Alexander Lukashenko, an agricultural official of humble origins, has been serving as President of the Republic of Belarus since 1994, thanks to a controversial referendum in 2004 that abolished the constitutional two terms limit. Analysts point out that the broad support that Lukashenko enjoys in his country is determined by a system of fierce political repression, as well as by the fear of political and economic instability of the Belarusian population.
What do the Belarusians want and what can the EU do for them?
The European Union, together with the Council of Europe and the United Nations, has spent years trying to persuade Lukashenko to issue a moratorium on death penalty. So far, the efforts of international institutions have not given any results; however, it seems evident that the abolition of the death penalty is not something that can be imposed from outside.

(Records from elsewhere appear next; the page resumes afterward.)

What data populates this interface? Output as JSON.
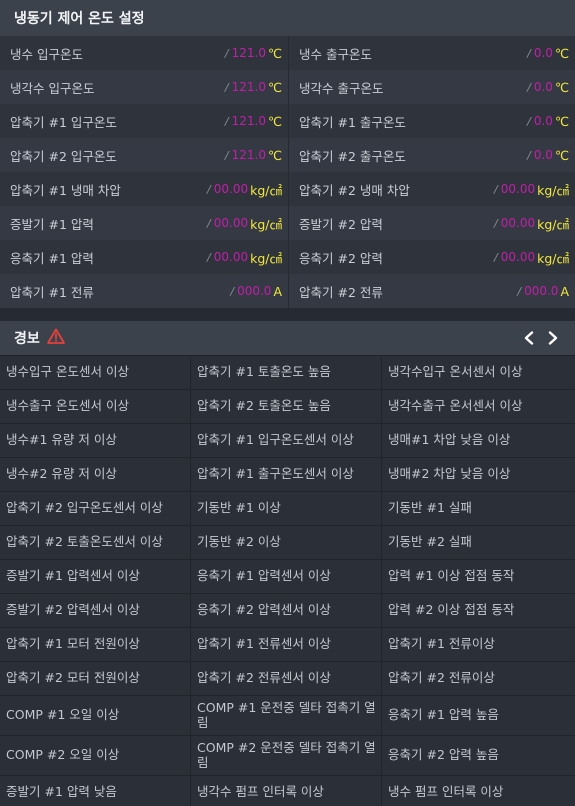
{
  "temp_panel": {
    "title": "냉동기 제어 온도 설정",
    "rows": [
      {
        "l_label": "냉수 입구온도",
        "l_value": "121.0",
        "l_unit": "℃",
        "r_label": "냉수 출구온도",
        "r_value": "0.0",
        "r_unit": "℃"
      },
      {
        "l_label": "냉각수 입구온도",
        "l_value": "121.0",
        "l_unit": "℃",
        "r_label": "냉각수 출구온도",
        "r_value": "0.0",
        "r_unit": "℃"
      },
      {
        "l_label": "압축기 #1 입구온도",
        "l_value": "121.0",
        "l_unit": "℃",
        "r_label": "압축기 #1 출구온도",
        "r_value": "0.0",
        "r_unit": "℃"
      },
      {
        "l_label": "압축기 #2 입구온도",
        "l_value": "121.0",
        "l_unit": "℃",
        "r_label": "압축기 #2 출구온도",
        "r_value": "0.0",
        "r_unit": "℃"
      },
      {
        "l_label": "압축기 #1 냉매 차압",
        "l_value": "00.00",
        "l_unit": "kg/㎠",
        "r_label": "압축기 #2 냉매 차압",
        "r_value": "00.00",
        "r_unit": "kg/㎠"
      },
      {
        "l_label": "증발기 #1 압력",
        "l_value": "00.00",
        "l_unit": "kg/㎠",
        "r_label": "증발기 #2 압력",
        "r_value": "00.00",
        "r_unit": "kg/㎠"
      },
      {
        "l_label": "응축기 #1 압력",
        "l_value": "00.00",
        "l_unit": "kg/㎠",
        "r_label": "응축기 #2 압력",
        "r_value": "00.00",
        "r_unit": "kg/㎠"
      },
      {
        "l_label": "압축기 #1 전류",
        "l_value": "000.0",
        "l_unit": "A",
        "r_label": "압축기 #2 전류",
        "r_value": "000.0",
        "r_unit": "A"
      }
    ]
  },
  "alarm_panel": {
    "title": "경보",
    "warning_icon": "warning-triangle-icon",
    "prev_icon": "chevron-left-icon",
    "next_icon": "chevron-right-icon",
    "rows": [
      [
        "냉수입구 온도센서 이상",
        "압축기 #1 토출온도 높음",
        "냉각수입구 온서센서 이상"
      ],
      [
        "냉수출구 온도센서 이상",
        "압축기 #2 토출온도 높음",
        "냉각수출구 온서센서 이상"
      ],
      [
        "냉수#1 유량 저 이상",
        "압축기 #1 입구온도센서 이상",
        "냉매#1 차압 낮음 이상"
      ],
      [
        "냉수#2 유량 저 이상",
        "압축기 #1 출구온도센서 이상",
        "냉매#2 차압 낮음 이상"
      ],
      [
        "압축기 #2 입구온도센서 이상",
        "기동반 #1 이상",
        "기동반 #1 실패"
      ],
      [
        "압축기 #2 토출온도센서 이상",
        "기동반 #2 이상",
        "기동반 #2 실패"
      ],
      [
        "증발기 #1 압력센서 이상",
        "응축기 #1 압력센서 이상",
        "압력 #1 이상 접점 동작"
      ],
      [
        "증발기 #2 압력센서 이상",
        "응축기 #2 압력센서 이상",
        "압력 #2 이상 접점 동작"
      ],
      [
        "압축기 #1 모터 전원이상",
        "압축기 #1 전류센서 이상",
        "압축기 #1 전류이상"
      ],
      [
        "압축기 #2 모터 전원이상",
        "압축기 #2 전류센서 이상",
        "압축기 #2 전류이상"
      ],
      [
        "COMP #1 오일 이상",
        "COMP #1 운전중 델타 접촉기 열림",
        "응축기 #1 압력 높음"
      ],
      [
        "COMP #2 오일 이상",
        "COMP #2 운전중 델타 접촉기 열림",
        "응축기 #2 압력 높음"
      ],
      [
        "증발기 #1 압력 낮음",
        "냉각수 펌프 인터록 이상",
        "냉수 펌프 인터록 이상"
      ]
    ]
  },
  "colors": {
    "value": "#c21fa8",
    "unit": "#f3e83c",
    "warning": "#e8403a"
  }
}
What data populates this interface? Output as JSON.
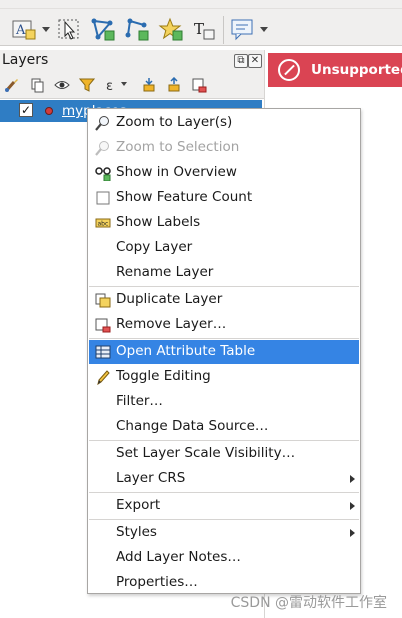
{
  "layers_panel": {
    "title": "Layers",
    "ctrl_float": "⧉",
    "ctrl_close": "✕"
  },
  "layer": {
    "name": "myplaces",
    "checked_glyph": "✓"
  },
  "message": {
    "text": "Unsupported"
  },
  "menu": {
    "items": [
      {
        "label": "Zoom to Layer(s)",
        "icon": "zoom-icon"
      },
      {
        "label": "Zoom to Selection",
        "icon": "zoom-selection-icon"
      },
      {
        "label": "Show in Overview",
        "icon": "overview-icon"
      },
      {
        "label": "Show Feature Count",
        "icon": "checkbox-icon"
      },
      {
        "label": "Show Labels",
        "icon": "labels-icon"
      },
      {
        "label": "Copy Layer",
        "icon": ""
      },
      {
        "label": "Rename Layer",
        "icon": ""
      },
      {
        "label": "Duplicate Layer",
        "icon": "duplicate-layer-icon"
      },
      {
        "label": "Remove Layer…",
        "icon": "remove-layer-icon"
      },
      {
        "label": "Open Attribute Table",
        "icon": "attribute-table-icon"
      },
      {
        "label": "Toggle Editing",
        "icon": "pencil-icon"
      },
      {
        "label": "Filter…",
        "icon": ""
      },
      {
        "label": "Change Data Source…",
        "icon": ""
      },
      {
        "label": "Set Layer Scale Visibility…",
        "icon": ""
      },
      {
        "label": "Layer CRS",
        "icon": ""
      },
      {
        "label": "Export",
        "icon": ""
      },
      {
        "label": "Styles",
        "icon": ""
      },
      {
        "label": "Add Layer Notes…",
        "icon": ""
      },
      {
        "label": "Properties…",
        "icon": ""
      }
    ]
  },
  "watermark": "CSDN @雷动软件工作室",
  "colors": {
    "highlight": "#3584e4",
    "layer_selected": "#2f7dc4",
    "error_bar": "#da4453"
  }
}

For his part, Lukashenko said in a 2007 interview that the Belarusian people are overwhelmingly in favor of capital punishment. He based this affirmation on a 1996 referendum, when the 80.44% of participants voted in favour of keeping this punishment. However, Radio Free Europe mentions other independent surveys that provide less clear-cut results and show very different conclusions. A study in 2010 by Sociologists Center in Minsk, for example, notes that only 48% of respondents said they support capital punishment. Another investigation by the Belarusian organization Novak stresses that 39% of respondents wanted to abolish the death penalty. It is also worth noticing that the campaign against Konovalov and Kovalev’s execution gathered some 50,000 signatures, a quite impressive figure considering that the population of Belarus barely reaches 10 million and that it lives under a repressive political climate. Various factors thus indicate that citizens may be in favor of repealing the death penalty.
The EU has the capacity to influence the government of Minsk through its European Neighbourhood Policy (ENP). The ENP has at its disposal new political initiatives such as the European dialogue on modernization with Belarusian society , but it also has economic sanctions and incentives – something that given the country’s poverty situation, can be much more effective than any political appeal. In fact, experts indicate that the release of Andrei Sannikov, and Dmitry Bondarenkolos, two political opponents of Lukashenko who had been jailed since late 2010, is the first result of the recent reorientation of the ENP towards tougher and more pragmatic actions. However, the EU should make a further effort to ensure that its economic incentives finally reach Belarusian civil society. Otherwise, this civil society will hardly have the ability to demand its government a real change regarding death penalty.
 Marples, D. (2005) “Europe’s last dictatorship: The roots and perspectives of authoritarianism in ‘White Russia’”. Europe-Asia Studies, 57(6): p. 895-908.